The face behind local poetry group, ‘Refugee Verses’


Jaleesa Escott, founder of “Refugee Verses,” is a UNA graduate student in music education and a music theatre teacher at Kilby Labratory School.

Lavette Williams, Editor-In-Chief

 Black girls don’t cry

They too hard,

Too angry

Too full of pride or self-hate.

Mamma didn’t cry and neither did Madea, so why would she?

In truth, who gave her permission?

In the midst of being taught to be everything magical,

She was taught to be strong, smart, creative, rebellious, a force, to build and keep building.

Nothing less, nothing different.

Who gave her permission to rest?

To feel and acknowledge the brokenness.

Who taught her how to unpack the hurt and heal?

Who taught her to speak her truth and live in it freely?

Who gave her permission?

Who teaches you that when you’re hurt,

You have every right to bleed as loudly as others do? 

This is a poem titled, “Black girls don’t cry,” by Jaleesa Escott, 27, founder of local poetry group, Refugee Verses. 

Escott is a graduate student at the University of North Alabama, majoring in music education and a music and theater teacher at Kilby Laboratory School for preschool students to 6th graders. 

The Flor-Ala was given the opportunity to sit down with Escott and get a glimpse of her thought process when it comes to writing poetry and pursuing her passions unapologetically. 

What is Refugee Verses? 

Escott: “Refugee Verses is a group that I started, which is going to be a safe place for all poets. I just like the idea of everyone from different walks of life being able to come to one place and being able to feel seen and heard and cared for even if they don’t get that anywhere else in their life. It’s important to have some steady ground for yourself. That’s what I want this to be, but through the outlet of poetry.”

What is poetry to you? 

Escott: “I think the biggest thing that I love about poetry is that we all write according to our own identity, so when someone reads their work, you’re getting them – honest and true. It’s like a singing voice. Yeah, you might have some inflections that match other people’s, but it’s so unique to you.” 

What made you interested in poetry? 

Escott: “Poetry has always been something that came very easily to me. I remember my first poem in the 4th grade: There once was a snail who was eating your mail. He climbed on your back, said it was a snack. From then on, he only ate nails.” The teacher was all about it. She put it on the bulletin board. 

I didn’t stick with [poetry], but when I got back in college, especially in my undergrad, it became a way of releasing feelings, even if I didn’t get to share it with someone else. Slowly, but surely it grew, and I realized that sharing that poetry helped too. Poetry became an outlet for me, a very healthy one at that. From there, the love for it grew.”

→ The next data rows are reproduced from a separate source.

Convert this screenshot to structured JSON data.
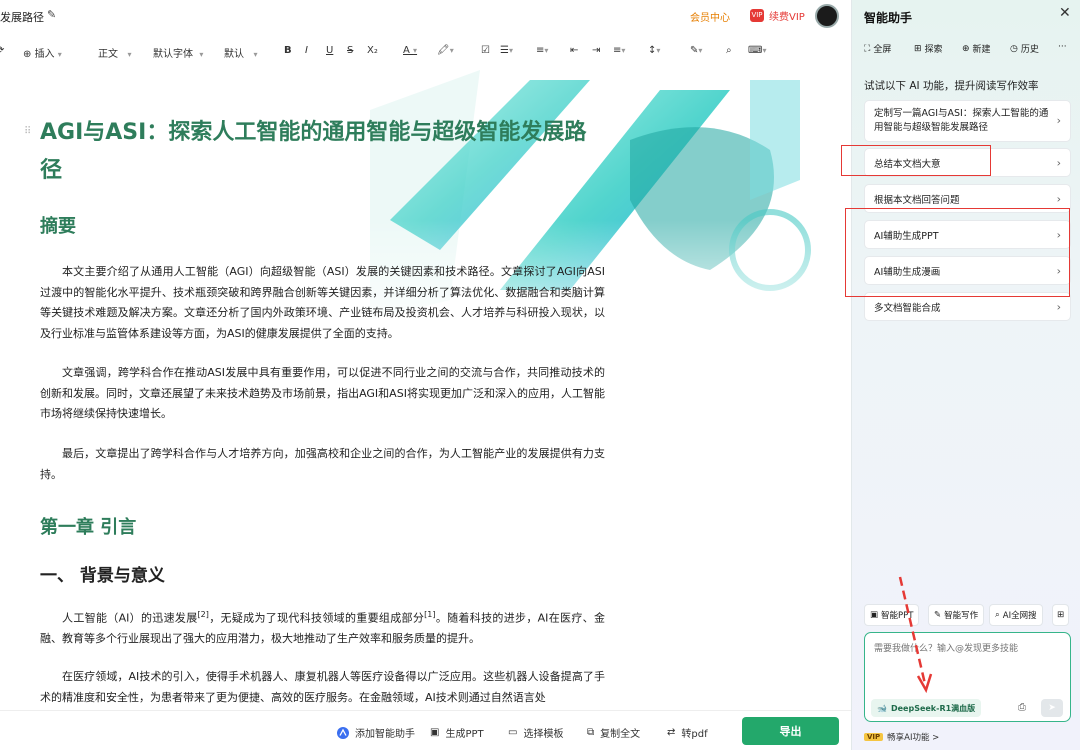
{
  "header": {
    "doc_title": "发展路径",
    "member_center": "会员中心",
    "vip_badge": "VIP",
    "renew_vip": "续费VIP"
  },
  "toolbar": {
    "insert": "插入",
    "style": "正文",
    "font": "默认字体",
    "size": "默认",
    "bold": "B",
    "italic": "I",
    "underline": "U",
    "strike": "S",
    "subscript": "X₂"
  },
  "document": {
    "title": "AGI与ASI：探索人工智能的通用智能与超级智能发展路径",
    "abstract_heading": "摘要",
    "para1": "本文主要介绍了从通用人工智能（AGI）向超级智能（ASI）发展的关键因素和技术路径。文章探讨了AGI向ASI过渡中的智能化水平提升、技术瓶颈突破和跨界融合创新等关键因素，并详细分析了算法优化、数据融合和类脑计算等关键技术难题及解决方案。文章还分析了国内外政策环境、产业链布局及投资机会、人才培养与科研投入现状，以及行业标准与监管体系建设等方面，为ASI的健康发展提供了全面的支持。",
    "para2": "文章强调，跨学科合作在推动ASI发展中具有重要作用，可以促进不同行业之间的交流与合作，共同推动技术的创新和发展。同时，文章还展望了未来技术趋势及市场前景，指出AGI和ASI将实现更加广泛和深入的应用，人工智能市场将继续保持快速增长。",
    "para3": "最后，文章提出了跨学科合作与人才培养方向，加强高校和企业之间的合作，为人工智能产业的发展提供有力支持。",
    "chapter1": "第一章 引言",
    "section1": "一、 背景与意义",
    "para4_a": "人工智能（AI）的迅速发展",
    "para4_ref1": "[2]",
    "para4_b": "，无疑成为了现代科技领域的重要组成部分",
    "para4_ref2": "[1]",
    "para4_c": "。随着科技的进步，AI在医疗、金融、教育等多个行业展现出了强大的应用潜力，极大地推动了生产效率和服务质量的提升。",
    "para5": "在医疗领域，AI技术的引入，使得手术机器人、康复机器人等医疗设备得以广泛应用。这些机器人设备提高了手术的精准度和安全性，为患者带来了更为便捷、高效的医疗服务。在金融领域，AI技术则通过自然语言处"
  },
  "bottombar": {
    "add_assistant": "添加智能助手",
    "gen_ppt": "生成PPT",
    "choose_template": "选择模板",
    "copy_all": "复制全文",
    "to_pdf": "转pdf",
    "export": "导出"
  },
  "panel": {
    "title": "智能助手",
    "tabs": [
      "全屏",
      "探索",
      "新建",
      "历史"
    ],
    "more": "···",
    "hint": "试试以下 AI 功能，提升阅读写作效率",
    "cards": [
      "定制写一篇AGI与ASI：探索人工智能的通用智能与超级智能发展路径",
      "总结本文档大意",
      "根据本文档回答问题",
      "AI辅助生成PPT",
      "AI辅助生成漫画",
      "多文档智能合成"
    ],
    "quick": [
      "智能PPT",
      "智能写作",
      "AI全网搜"
    ],
    "input_placeholder": "需要我做什么？输入@发现更多技能",
    "model": "DeepSeek-R1满血版",
    "vip_tag": "VIP",
    "vip_text": "畅享AI功能 >"
  },
  "colors": {
    "heading": "#2e7d5b",
    "accent_green": "#23a86b",
    "annotation_red": "#e53935"
  }
}
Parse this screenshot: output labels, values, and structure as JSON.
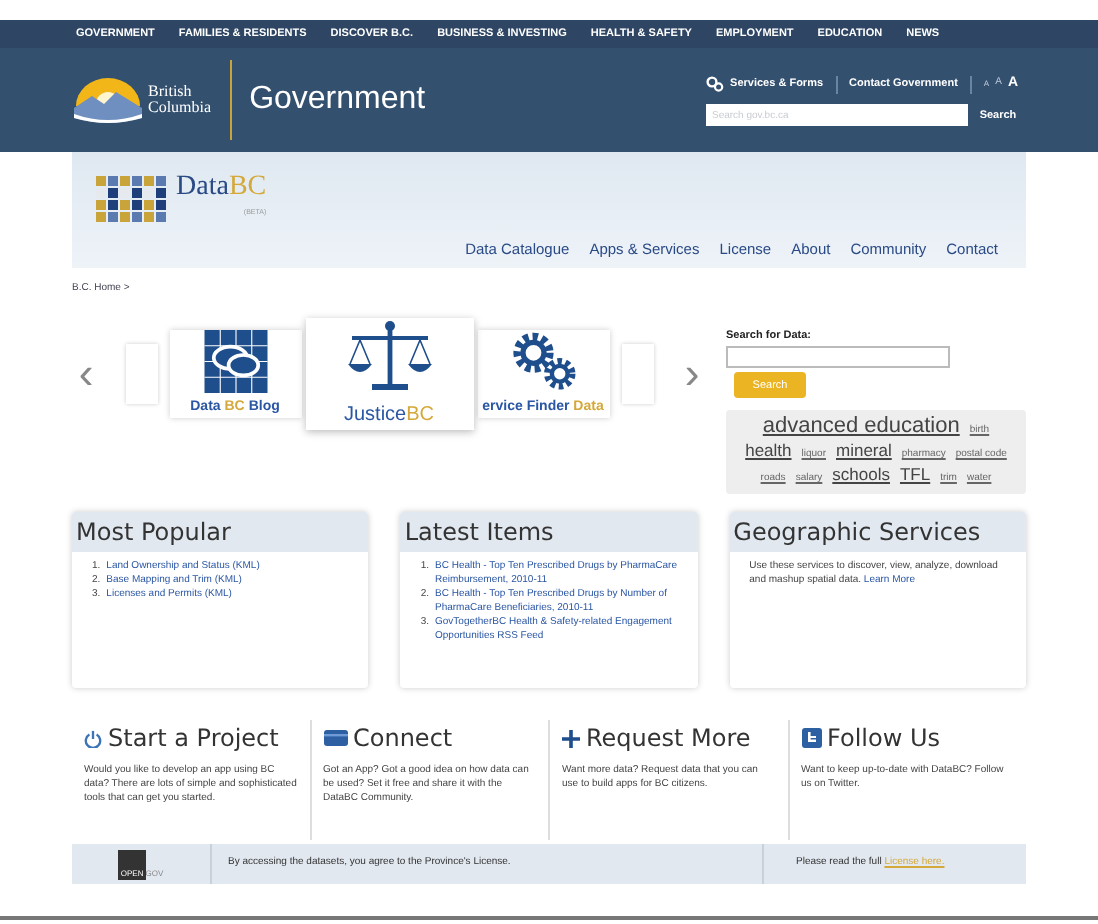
{
  "top_nav": [
    "GOVERNMENT",
    "FAMILIES & RESIDENTS",
    "DISCOVER B.C.",
    "BUSINESS & INVESTING",
    "HEALTH & SAFETY",
    "EMPLOYMENT",
    "EDUCATION",
    "NEWS"
  ],
  "header": {
    "logo_lines": [
      "British",
      "Columbia"
    ],
    "title": "Government",
    "links": [
      "Services & Forms",
      "Contact Government"
    ],
    "text_sizes": [
      "A",
      "A",
      "A"
    ],
    "search_placeholder": "Search gov.bc.ca",
    "search_button": "Search"
  },
  "site": {
    "logo_main": "Data",
    "logo_accent": "BC",
    "logo_sub": "(BETA)",
    "nav": [
      "Data Catalogue",
      "Apps & Services",
      "License",
      "About",
      "Community",
      "Contact"
    ]
  },
  "breadcrumb": "B.C. Home >",
  "carousel": {
    "prev": "‹",
    "next": "›",
    "cards": [
      {
        "kind": "blog",
        "label": "Data ",
        "accent": "BC",
        "label_end": " Blog",
        "selected": false
      },
      {
        "kind": "justice",
        "label": "Justice",
        "accent": "BC",
        "selected": true
      },
      {
        "kind": "gears",
        "label": "ervice Finder ",
        "accent": "Data",
        "selected": false
      }
    ]
  },
  "data_search": {
    "label": "Search for Data:",
    "button": "Search",
    "tags": [
      {
        "text": "advanced education",
        "kind": "large"
      },
      {
        "text": "birth",
        "kind": "small"
      },
      {
        "text": "health",
        "kind": "medium"
      },
      {
        "text": "liquor",
        "kind": "small"
      },
      {
        "text": "mineral",
        "kind": "medium"
      },
      {
        "text": "pharmacy",
        "kind": "small"
      },
      {
        "text": "postal code",
        "kind": "small"
      },
      {
        "text": "roads",
        "kind": "small"
      },
      {
        "text": "salary",
        "kind": "small"
      },
      {
        "text": "schools",
        "kind": "medium"
      },
      {
        "text": "TFL",
        "kind": "medium"
      },
      {
        "text": "trim",
        "kind": "small"
      },
      {
        "text": "water",
        "kind": "small"
      }
    ]
  },
  "panels": [
    {
      "title": "Most Popular",
      "kind": "list",
      "items": [
        {
          "number": "1.",
          "text": "Land Ownership and Status (KML)"
        },
        {
          "number": "2.",
          "text": "Base Mapping and Trim (KML)"
        },
        {
          "number": "3.",
          "text": "Licenses and Permits (KML)"
        }
      ]
    },
    {
      "title": "Latest Items",
      "kind": "list",
      "items": [
        {
          "number": "1.",
          "text": "BC Health - Top Ten Prescribed Drugs by PharmaCare Reimbursement, 2010-11"
        },
        {
          "number": "2.",
          "text": "BC Health - Top Ten Prescribed Drugs by Number of PharmaCare Beneficiaries, 2010-11"
        },
        {
          "number": "3.",
          "text": "GovTogetherBC Health & Safety-related Engagement Opportunities RSS Feed"
        }
      ]
    },
    {
      "title": "Geographic Services",
      "kind": "text",
      "text": "Use these services to discover, view, analyze, download and mashup spatial data.",
      "link": "Learn More"
    }
  ],
  "features": [
    {
      "kind": "power",
      "title": "Start a Project",
      "text": "Would you like to develop an app using BC data? There are lots of simple and sophisticated tools that can get you started."
    },
    {
      "kind": "card",
      "title": "Connect",
      "text": "Got an App? Got a good idea on how data can be used? Set it free and share it with the DataBC Community."
    },
    {
      "kind": "plus",
      "title": "Request More",
      "text": "Want more data? Request data that you can use to build apps for BC citizens."
    },
    {
      "kind": "twitter",
      "title": "Follow Us",
      "text": "Want to keep up-to-date with DataBC? Follow us on Twitter."
    }
  ],
  "footer": {
    "logo": [
      "OPEN",
      "GOV"
    ],
    "notice": "By accessing the datasets, you agree to the Province's License.",
    "read": "Please read the full ",
    "link": "License here."
  }
}
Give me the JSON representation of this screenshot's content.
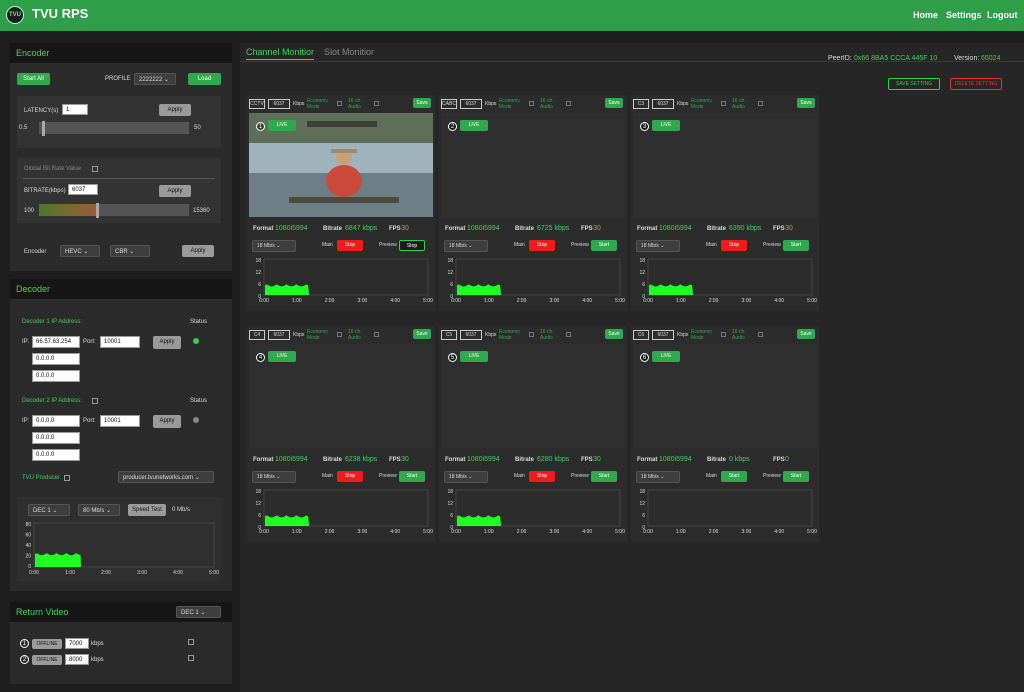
{
  "app": {
    "title": "TVU RPS",
    "logo_text": "TVU"
  },
  "nav": {
    "home": "Home",
    "settings": "Settings",
    "logout": "Logout"
  },
  "encoder": {
    "heading": "Encoder",
    "start_all": "Start All",
    "profile_label": "PROFILE",
    "profile_value": "2222222",
    "load": "Load",
    "latency_label": "LATENCY(s)",
    "latency_value": "1",
    "apply": "Apply",
    "latency_min": "0.5",
    "latency_max": "50",
    "latency_fraction": 0.02,
    "global_bitrate_label": "Global Bit Rate Value",
    "bitrate_label": "BITRATE(kbps)",
    "bitrate_value": "6037",
    "bitrate_min": "100",
    "bitrate_max": "15360",
    "bitrate_fraction": 0.39,
    "encoder_label": "Encoder",
    "codec": "HEVC",
    "rate_mode": "CBR"
  },
  "decoder": {
    "heading": "Decoder",
    "status_label": "Status",
    "d1_label": "Decoder 1 IP Address:",
    "d2_label": "Decoder 2 IP Address:",
    "ip_label": "IP:",
    "port_label": "Port:",
    "apply": "Apply",
    "d1_ip": "66.57.63.254",
    "d1_port": "10001",
    "d1_extra1": "0.0.0.0",
    "d1_extra2": "0.0.0.0",
    "d2_ip": "0.0.0.0",
    "d2_port": "10001",
    "d2_extra1": "0.0.0.0",
    "d2_extra2": "0.0.0.0",
    "producer_label": "TVU Producer",
    "producer_value": "producer.tvunetworks.com",
    "dec_select": "DEC 1",
    "rate_select": "80 Mb/s",
    "speed_test": "Speed Test",
    "speed_value": "0 Mb/s",
    "chart_y_ticks": [
      "80",
      "60",
      "40",
      "20",
      "0"
    ],
    "chart_x_ticks": [
      "0:00",
      "1:00",
      "2:00",
      "3:00",
      "4:00",
      "5:00"
    ],
    "colors": {
      "status_on": "#2fd04a",
      "status_off": "#8a8a8a"
    }
  },
  "return_video": {
    "heading": "Return Video",
    "dec_select": "DEC 1",
    "rows": [
      {
        "num": "1",
        "state": "OFFLINE",
        "value": "7000",
        "unit": "kbps"
      },
      {
        "num": "2",
        "state": "OFFLINE",
        "value": "8000",
        "unit": "kbps"
      }
    ]
  },
  "main": {
    "tab_channel": "Channel Monitior",
    "tab_slot": "Slot Monitior",
    "peer_label": "PeerID:",
    "peer_value": "0x66 8BA5 CCCA 445F 10",
    "version_label": "Version:",
    "version_value": "65024",
    "save_setting": "SAVE SETTING",
    "delete_setting": "DELETE SETTING"
  },
  "channel_labels": {
    "kbps": "Kbps",
    "economy": "Economy Mode",
    "audio": "16 ch. Audio",
    "save": "Save",
    "live": "LIVE",
    "format": "Format",
    "bitrate": "Bitrate",
    "fps": "FPS",
    "main": "Main",
    "preview": "Preview",
    "rate": "18 Mb/s",
    "y_ticks": [
      "18",
      "12",
      "6",
      "0"
    ],
    "x_ticks": [
      "0:00",
      "1:00",
      "2:00",
      "3:00",
      "4:00",
      "5:00"
    ]
  },
  "channels": [
    {
      "name": "CCTV",
      "kbps": "6037",
      "num": "1",
      "format": "1080i5994",
      "bitrate": "6847 kbps",
      "fps": "30",
      "main_btn": "Stop",
      "preview_btn": "Stop",
      "main_on": true,
      "preview_on": true,
      "has_video": true,
      "level": 0.3
    },
    {
      "name": "CABC",
      "kbps": "6037",
      "num": "2",
      "format": "1080i5994",
      "bitrate": "6725 kbps",
      "fps": "30",
      "main_btn": "Stop",
      "preview_btn": "Start",
      "main_on": true,
      "preview_on": false,
      "has_video": false,
      "level": 0.3
    },
    {
      "name": "C3",
      "kbps": "6037",
      "num": "3",
      "format": "1080i5994",
      "bitrate": "6390 kbps",
      "fps": "30",
      "main_btn": "Stop",
      "preview_btn": "Start",
      "main_on": true,
      "preview_on": false,
      "has_video": false,
      "level": 0.3
    },
    {
      "name": "C4",
      "kbps": "6037",
      "num": "4",
      "format": "1080i5994",
      "bitrate": "6238 kbps",
      "fps": "30",
      "main_btn": "Stop",
      "preview_btn": "Start",
      "main_on": true,
      "preview_on": false,
      "has_video": false,
      "level": 0.3
    },
    {
      "name": "C5",
      "kbps": "6037",
      "num": "5",
      "format": "1080i5994",
      "bitrate": "6280 kbps",
      "fps": "30",
      "main_btn": "Stop",
      "preview_btn": "Start",
      "main_on": true,
      "preview_on": false,
      "has_video": false,
      "level": 0.3
    },
    {
      "name": "C6",
      "kbps": "6037",
      "num": "6",
      "format": "1080i5994",
      "bitrate": "0 kbps",
      "fps": "0",
      "main_btn": "Start",
      "preview_btn": "Start",
      "main_on": false,
      "preview_on": false,
      "has_video": false,
      "level": 0
    }
  ],
  "colors": {
    "accent": "#2fa94b",
    "stop": "#ee1c1c",
    "chart_fill": "#22ff22",
    "text_green": "#42d15a"
  }
}
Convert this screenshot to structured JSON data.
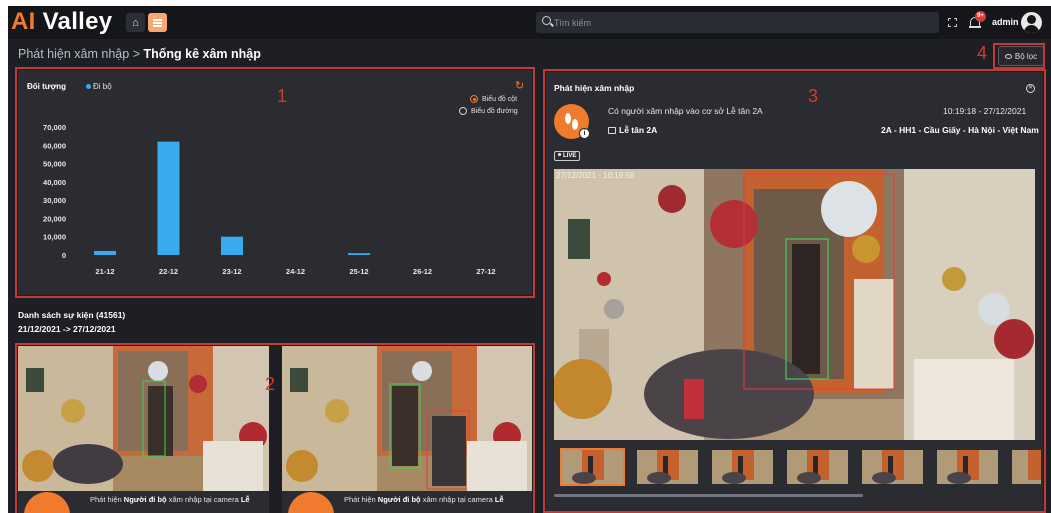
{
  "header": {
    "logo_ai": "AI",
    "logo_valley": "Valley",
    "search_placeholder": "Tìm kiếm",
    "notification_badge": "9+",
    "user_name": "admin"
  },
  "breadcrumb": {
    "parent": "Phát hiện xâm nhập",
    "separator": ">",
    "current": "Thống kê xâm nhập"
  },
  "filter_button": {
    "label": "Bộ lọc"
  },
  "markers": [
    "1",
    "2",
    "3",
    "4"
  ],
  "chart_panel": {
    "title": "Đối tượng",
    "legend": "Đi bộ",
    "options": [
      {
        "label": "Biểu đồ cột",
        "selected": true
      },
      {
        "label": "Biểu đồ đường",
        "selected": false
      }
    ]
  },
  "chart_data": {
    "type": "bar",
    "categories": [
      "21-12",
      "22-12",
      "23-12",
      "24-12",
      "25-12",
      "26-12",
      "27-12"
    ],
    "series": [
      {
        "name": "Đi bộ",
        "values": [
          2200,
          62000,
          10000,
          0,
          1000,
          0,
          0
        ]
      }
    ],
    "yticks": [
      "70,000",
      "60,000",
      "50,000",
      "40,000",
      "30,000",
      "20,000",
      "10,000",
      "0"
    ],
    "ylim": [
      0,
      70000
    ],
    "bar_color": "#3aaaf0",
    "legend_position": "top-left"
  },
  "event_list": {
    "title": "Danh sách sự kiện (41561)",
    "date_range": "21/12/2021 -> 27/12/2021",
    "cards": [
      {
        "caption_prefix": "Phát hiện ",
        "caption_bold": "Người đi bộ",
        "caption_suffix": " xâm nhập tại camera ",
        "caption_bold2": "Lễ"
      },
      {
        "caption_prefix": "Phát hiện ",
        "caption_bold": "Người đi bộ",
        "caption_suffix": " xâm nhập tại camera ",
        "caption_bold2": "Lễ"
      }
    ]
  },
  "detail_panel": {
    "title": "Phát hiện xâm nhập",
    "message": "Có người xâm nhập vào cơ sở Lễ tân 2A",
    "timestamp": "10:19:18 - 27/12/2021",
    "camera": "Lễ tân 2A",
    "location": "2A - HH1 - Cầu Giấy - Hà Nội - Việt Nam",
    "live_label": "LIVE",
    "video_timestamp": "27/12/2021 - 10:19:58"
  },
  "colors": {
    "accent": "#f07a2d",
    "bar": "#3aaaf0",
    "annotation": "#c23a35"
  }
}
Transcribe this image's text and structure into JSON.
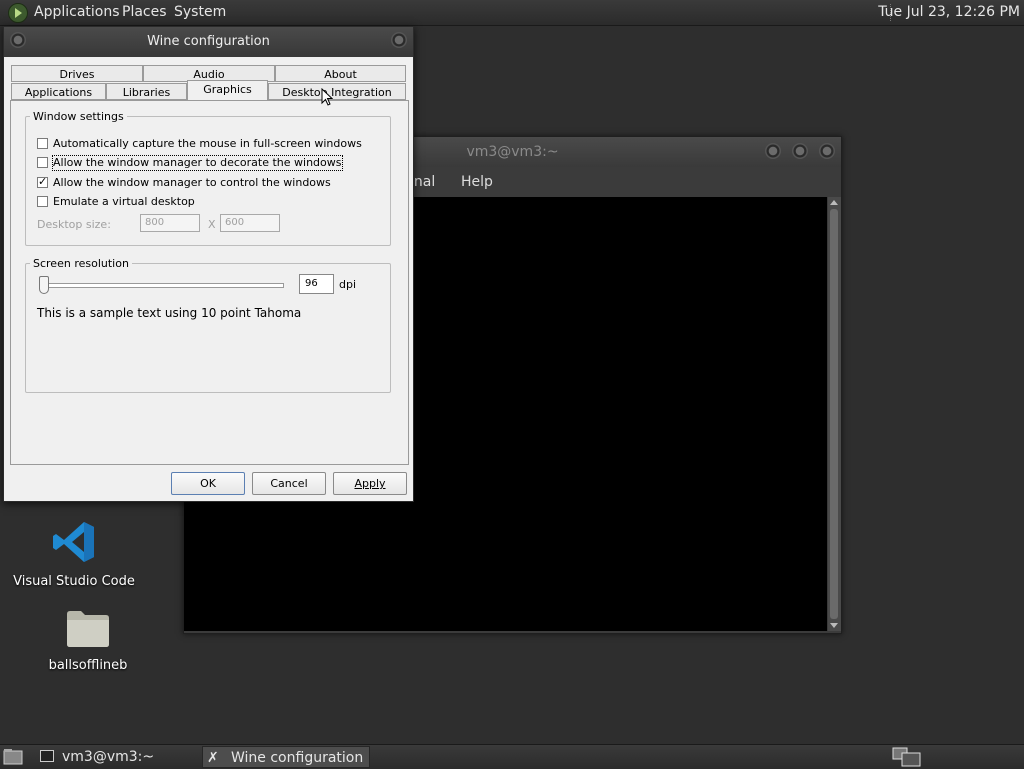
{
  "top_panel": {
    "menus": [
      "Applications",
      "Places",
      "System"
    ],
    "clock": "Tue Jul 23, 12:26 PM"
  },
  "terminal": {
    "title": "vm3@vm3:~",
    "menu": [
      "inal",
      "Help"
    ]
  },
  "desktop_icons": [
    {
      "label": "Visual Studio Code",
      "icon": "vscode-icon"
    },
    {
      "label": "ballsofflineb",
      "icon": "folder-icon"
    }
  ],
  "wine": {
    "title": "Wine configuration",
    "tabs_row1": [
      "Drives",
      "Audio",
      "About"
    ],
    "tabs_row2": [
      "Applications",
      "Libraries",
      "Graphics",
      "Desktop Integration"
    ],
    "active_tab": "Graphics",
    "window_settings": {
      "legend": "Window settings",
      "options": [
        {
          "label": "Automatically capture the mouse in full-screen windows",
          "checked": false
        },
        {
          "label": "Allow the window manager to decorate the windows",
          "checked": false
        },
        {
          "label": "Allow the window manager to control the windows",
          "checked": true
        },
        {
          "label": "Emulate a virtual desktop",
          "checked": false
        }
      ],
      "desktop_size_label": "Desktop size:",
      "width": "800",
      "x_sep": "X",
      "height": "600"
    },
    "screen_resolution": {
      "legend": "Screen resolution",
      "dpi": "96",
      "dpi_unit": "dpi",
      "slider_fraction": 0.0,
      "sample_text": "This is a sample text using 10 point Tahoma"
    },
    "buttons": {
      "ok": "OK",
      "cancel": "Cancel",
      "apply": "Apply"
    }
  },
  "taskbar": {
    "tasks": [
      "vm3@vm3:~",
      "Wine configuration"
    ],
    "active_task": "Wine configuration"
  }
}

What inspires you? 

Escott: “I write about everything – how I feel, black women, political events that have been going on. Right now, I’ve been really big on black women. I’m working on a book called, “Who Gives a Black Girl Permission…” 

I’m [also] working on a poem now titled, “I Don’t Sing America,” and the last line says, “I don’t sing America, but I want to. But every time I open my mouth to sing, someone changes the melody.” It’s this whole thing where I would love to be proud of my country, but my country isn’t proud of me. 

Pieces like that, pieces that evoke emotions. Life overall inspires me to write. Things that I see, the different things that I go through. If it makes me happy, I can write about it. If it makes me sad, I’m definitely going to write about it.”

How do you pick out the poems you want to perform?

Escott: “It’s hard. Sometimes, I have to do a process of elimination. What am I feeling the most right now? Or, who is my audience? For instance, with my poem, “Dear You,” we were doing a show that was all about not being alone and being in it together so that poem fit because a lot of times with depression, anxiety and suicidal thoughts, we can do this thing where we think that it’s just us. So, to hear someone else say, “Hey, me too,” kind of opens that window of relief because for some reason, I don’t know what it is about humans, but we feel better to know that it’s not just bad for us. I don’t know if that’s just misery loves company or what but it’s like a “Oh, you’re broken too? So, I’m not crazy.” You find someone you can unite with. That’s why I chose that poem, but when I did a show for I2E2, it was all about the struggles that women go through. It’s all about “who my audience is. What am I trying to say? How do I want to say it?” that determines the pieces I pick. If I can’t, I’ll have a friend step in.”

Why is it important to have in the Shoals Area?

“I’ve always wanted to be a part of a poetry group, but I could never find one. Just being in the Shoals and the things I’ve seen in the past, made me feel like this is a good area to start one up in. The Shoals area is really committed to the arts so just the mention of it has everyone excited. I’m excited to help it grow.”